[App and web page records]
-- Opening Marker --

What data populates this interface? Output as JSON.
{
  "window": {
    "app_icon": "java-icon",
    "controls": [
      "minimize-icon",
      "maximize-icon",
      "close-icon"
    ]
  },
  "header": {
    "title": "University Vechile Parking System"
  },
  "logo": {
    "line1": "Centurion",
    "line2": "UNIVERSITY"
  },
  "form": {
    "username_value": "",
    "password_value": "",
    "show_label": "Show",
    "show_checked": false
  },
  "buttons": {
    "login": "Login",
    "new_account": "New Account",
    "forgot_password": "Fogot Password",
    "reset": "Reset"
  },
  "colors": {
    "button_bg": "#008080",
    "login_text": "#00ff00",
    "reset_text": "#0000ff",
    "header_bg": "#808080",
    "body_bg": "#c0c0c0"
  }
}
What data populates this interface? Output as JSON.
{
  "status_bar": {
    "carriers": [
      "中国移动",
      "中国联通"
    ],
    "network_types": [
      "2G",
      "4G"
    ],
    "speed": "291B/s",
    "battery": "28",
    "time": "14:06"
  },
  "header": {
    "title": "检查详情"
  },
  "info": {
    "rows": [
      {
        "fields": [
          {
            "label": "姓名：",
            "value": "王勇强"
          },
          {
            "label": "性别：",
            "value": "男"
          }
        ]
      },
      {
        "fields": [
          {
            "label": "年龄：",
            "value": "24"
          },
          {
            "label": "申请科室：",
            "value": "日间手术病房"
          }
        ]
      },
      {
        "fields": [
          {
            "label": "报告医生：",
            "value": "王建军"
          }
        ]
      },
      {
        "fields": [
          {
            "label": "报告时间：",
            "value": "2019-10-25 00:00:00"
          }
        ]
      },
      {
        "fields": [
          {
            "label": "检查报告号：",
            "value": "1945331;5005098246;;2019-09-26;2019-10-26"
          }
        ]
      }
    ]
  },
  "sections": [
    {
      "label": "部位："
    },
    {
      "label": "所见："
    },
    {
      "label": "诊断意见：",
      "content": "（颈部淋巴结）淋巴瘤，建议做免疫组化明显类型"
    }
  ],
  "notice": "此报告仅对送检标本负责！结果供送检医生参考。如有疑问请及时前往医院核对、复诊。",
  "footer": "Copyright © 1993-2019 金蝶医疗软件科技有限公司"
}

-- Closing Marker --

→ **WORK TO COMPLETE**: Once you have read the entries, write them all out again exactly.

→ **RESULT FOR THIS EXERCISE**:
What data populates this interface? Output as JSON.
{
  "window": {
    "app_icon": "java-icon",
    "controls": [
      "minimize-icon",
      "maximize-icon",
      "close-icon"
    ]
  },
  "header": {
    "title": "University Vechile Parking System"
  },
  "logo": {
    "line1": "Centurion",
    "line2": "UNIVERSITY"
  },
  "form": {
    "username_value": "",
    "password_value": "",
    "show_label": "Show",
    "show_checked": false
  },
  "buttons": {
    "login": "Login",
    "new_account": "New Account",
    "forgot_password": "Fogot Password",
    "reset": "Reset"
  },
  "colors": {
    "button_bg": "#008080",
    "login_text": "#00ff00",
    "reset_text": "#0000ff",
    "header_bg": "#808080",
    "body_bg": "#c0c0c0"
  }
}
What data populates this interface? Output as JSON.
{
  "status_bar": {
    "carriers": [
      "中国移动",
      "中国联通"
    ],
    "network_types": [
      "2G",
      "4G"
    ],
    "speed": "291B/s",
    "battery": "28",
    "time": "14:06"
  },
  "header": {
    "title": "检查详情"
  },
  "info": {
    "rows": [
      {
        "fields": [
          {
            "label": "姓名：",
            "value": "王勇强"
          },
          {
            "label": "性别：",
            "value": "男"
          }
        ]
      },
      {
        "fields": [
          {
            "label": "年龄：",
            "value": "24"
          },
          {
            "label": "申请科室：",
            "value": "日间手术病房"
          }
        ]
      },
      {
        "fields": [
          {
            "label": "报告医生：",
            "value": "王建军"
          }
        ]
      },
      {
        "fields": [
          {
            "label": "报告时间：",
            "value": "2019-10-25 00:00:00"
          }
        ]
      },
      {
        "fields": [
          {
            "label": "检查报告号：",
            "value": "1945331;5005098246;;2019-09-26;2019-10-26"
          }
        ]
      }
    ]
  },
  "sections": [
    {
      "label": "部位："
    },
    {
      "label": "所见："
    },
    {
      "label": "诊断意见：",
      "content": "（颈部淋巴结）淋巴瘤，建议做免疫组化明显类型"
    }
  ],
  "notice": "此报告仅对送检标本负责！结果供送检医生参考。如有疑问请及时前往医院核对、复诊。",
  "footer": "Copyright © 1993-2019 金蝶医疗软件科技有限公司"
}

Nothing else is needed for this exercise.